Meanwhile, children are fighting to the death.

The fact that our media, and many every-day people reacted to the Hunger Games the same as the Capitol media scares me.

I don’t want this world to be anything like the Capitol. I don’t think any of us do.

And the fact that most of us (including myself) never really considered how many children had died in the games also scares me. But, hey, it didn’t happen now/ in the current story, so it doesn’t matter, right?

I’m not sure about that math though. I think it’s MORE.

Let’s talk about just the first 73 games, ok? Every year before Katniss and Peta. 

24 Tributes (1 girl + 1 boy x 12 districts)= 1 Victor + 23 Dead Every year

23 x 73 = 1,697

EXCEPT, the 50th games (The games Haymitch competed in) had DOUBLE the number of tributes. An extra 24 kids died that year.

1,703. 

Now, 22 kids died in Katniss and Peeta’s first game, because they both live.

1,725. 

In 74 years, the brutal, violent murders of 1,725 children aired on TV in Panem, and in both the Capitol, and on the red carpet in our world, the first question people want to ask it “Team Peeta?” Damn.

i’m not even in this fandom, but damn, that’s scary

And here we have people who GET the hunger games.

you can be as meta as you can but you can never be this meta

this is why not the media’s focus on JUST the love triangle is important—because it goes beyond that. Maybelline released a “Hunger Games” themed make up campaign. Barbie dolls were made of Katniss. T shirts. Plastic jewelry.

This is the real lesson.

The books were a commentary on how we pulled this shit.

Our response to commentary on how we pulled this shit.

Was to pull this shit.

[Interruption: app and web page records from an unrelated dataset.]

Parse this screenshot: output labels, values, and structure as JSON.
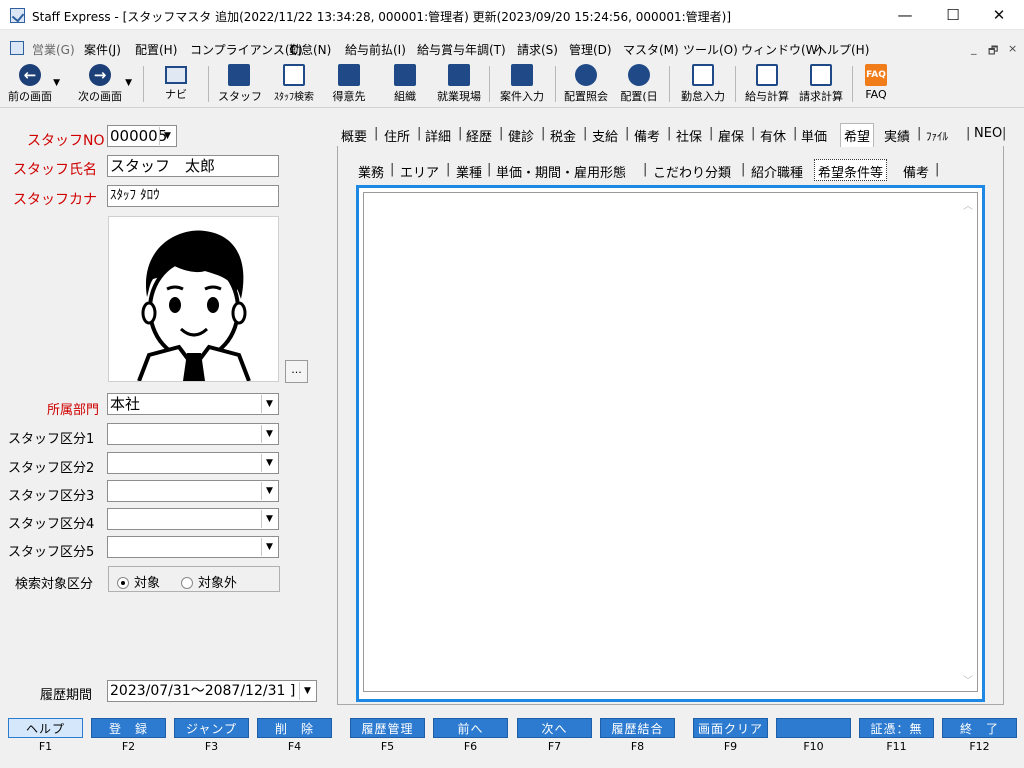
{
  "window": {
    "title": "Staff Express - [スタッフマスタ 追加(2022/11/22 13:34:28, 000001:管理者) 更新(2023/09/20 15:24:56, 000001:管理者)]",
    "minimize": "—",
    "maximize": "☐",
    "close": "✕"
  },
  "menu": [
    "営業(G)",
    "案件(J)",
    "配置(H)",
    "コンプライアンス(C)",
    "勤怠(N)",
    "給与前払(I)",
    "給与賞与年調(T)",
    "請求(S)",
    "管理(D)",
    "マスタ(M)",
    "ツール(O)",
    "ウィンドウ(W)",
    "ヘルプ(H)"
  ],
  "mdi_controls": [
    "_",
    "🗗",
    "×"
  ],
  "toolbar": [
    {
      "label": "前の画面",
      "icon": "back-arrow-icon"
    },
    {
      "label": "次の画面",
      "icon": "forward-arrow-icon"
    },
    {
      "label": "ナビ",
      "icon": "navi-icon"
    },
    {
      "label": "スタッフ",
      "icon": "staff-icon"
    },
    {
      "label": "ｽﾀｯﾌ検索",
      "icon": "staff-search-icon"
    },
    {
      "label": "得意先",
      "icon": "client-icon"
    },
    {
      "label": "組織",
      "icon": "organization-icon"
    },
    {
      "label": "就業現場",
      "icon": "worksite-icon"
    },
    {
      "label": "案件入力",
      "icon": "case-input-icon"
    },
    {
      "label": "配置照会",
      "icon": "placement-inquiry-icon"
    },
    {
      "label": "配置(日",
      "icon": "placement-daily-icon"
    },
    {
      "label": "勤怠入力",
      "icon": "attendance-input-icon"
    },
    {
      "label": "給与計算",
      "icon": "payroll-icon"
    },
    {
      "label": "請求計算",
      "icon": "billing-icon"
    },
    {
      "label": "FAQ",
      "icon": "faq-icon"
    }
  ],
  "staff": {
    "no_label": "スタッフNO",
    "no_value": "000005",
    "name_label": "スタッフ氏名",
    "name_value": "スタッフ　太郎",
    "kana_label": "スタッフカナ",
    "kana_value": "ｽﾀｯﾌ ﾀﾛｳ",
    "photo_button": "...",
    "dept_label": "所属部門",
    "dept_value": "本社",
    "categories": [
      {
        "label": "スタッフ区分1",
        "value": ""
      },
      {
        "label": "スタッフ区分2",
        "value": ""
      },
      {
        "label": "スタッフ区分3",
        "value": ""
      },
      {
        "label": "スタッフ区分4",
        "value": ""
      },
      {
        "label": "スタッフ区分5",
        "value": ""
      }
    ],
    "search_label": "検索対象区分",
    "search_on": "対象",
    "search_off": "対象外",
    "search_selected": "対象",
    "history_label": "履歴期間",
    "history_value": "2023/07/31～2087/12/31 ]"
  },
  "main_tabs": [
    "概要",
    "住所",
    "詳細",
    "経歴",
    "健診",
    "税金",
    "支給",
    "備考",
    "社保",
    "雇保",
    "有休",
    "単価",
    "希望",
    "実績",
    "ﾌｧｲﾙ",
    "NEO"
  ],
  "main_tab_active": "希望",
  "sub_tabs": [
    "業務",
    "エリア",
    "業種",
    "単価・期間・雇用形態",
    "こだわり分類",
    "紹介職種",
    "希望条件等",
    "備考"
  ],
  "sub_tab_active": "希望条件等",
  "fkeys": [
    {
      "label": "ヘルプ",
      "key": "F1"
    },
    {
      "label": "登　録",
      "key": "F2"
    },
    {
      "label": "ジャンプ",
      "key": "F3"
    },
    {
      "label": "削　除",
      "key": "F4"
    },
    {
      "label": "履歴管理",
      "key": "F5"
    },
    {
      "label": "前へ",
      "key": "F6"
    },
    {
      "label": "次へ",
      "key": "F7"
    },
    {
      "label": "履歴結合",
      "key": "F8"
    },
    {
      "label": "画面クリア",
      "key": "F9"
    },
    {
      "label": "",
      "key": "F10"
    },
    {
      "label": "証憑：無",
      "key": "F11"
    },
    {
      "label": "終　了",
      "key": "F12"
    }
  ],
  "colors": {
    "accent_blue": "#1e88e5",
    "fkey_blue": "#2d7bd0",
    "label_red": "#d00000"
  }
}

The Hunger Games IS meta about our society and it’s focus. That’s the whole damn point. Some people making the movie clearly get that and…some don’t. And nobody in Us Magazine does.

(Source: uglykardashian, via cpcoulter)

pastar0ni:

IS THIS SOME KIND OF SICK JOKE

pastar0ni:

IS THIS SOME KIND OF SICK JOKE

(via foxysmoulder)

sherlocksmyth:

hotbabysitter:

My name is Juliet Capulet and I’m 13 years young and I luv my bf Romeo so much we’re gunna get married i luv him so much& we just met hehe xD I wuld give my life for him!

That’s it. That’s the play.

(Source: juilan, via plusquemoi)

iprefertoread:

bookphile:

prettypaperback:

the-girl-and-her-books:

I don’t understand those people who recommend good books to every idiot who asks them for it. I could never tell anyone to go and read my most favorite book, let alone lend it to them. When I find a book that becomes dear to me and means so much to me, I refer to it as something totally of my own and I don’t ever want to share it with anyone. People read it and get it wrong or don’t get anything at all and I feel like they have literally spoiled the book. I get so furious. Can you feel me?

OR they read it and love it so much that they start to act like they love it more than you do (i hate that) 

Ehm. A lot of people have book blogs specifically to spread the love of good books and get people to find out about them. I have many favorite books, and while I do get slightly annoyed when someone acts like they know better than me, I’m simply glad that my favorite author has yet another fan. It’s also really easy to ignore them and scroll past. If you don’t want to share, don’t, why do you have a book blog at all then?

You want to be a book snob, that’s your choice. But OP, don’t act like the rest of us are idiots.

image

Dead fucking on. 

youruffledmyruffalo:

once upon a time, i was in an honors english class as a sophomore in high school, and we covered the great gatsby

and once a day, every day, one young man would say, in the exact same inquisitive tone of wonder,

"wait a minute! is nick gay for gatsby?"

until finally, one day, our teacher shouted, “YES NICK IS GAY FOR GATSBY BUT I CAN’T TEACH YOU THAT BECAUSE THIS IS A CATHOLIC SCHOOL.” 

(Source: rainwateralpha, via mycroftspanties)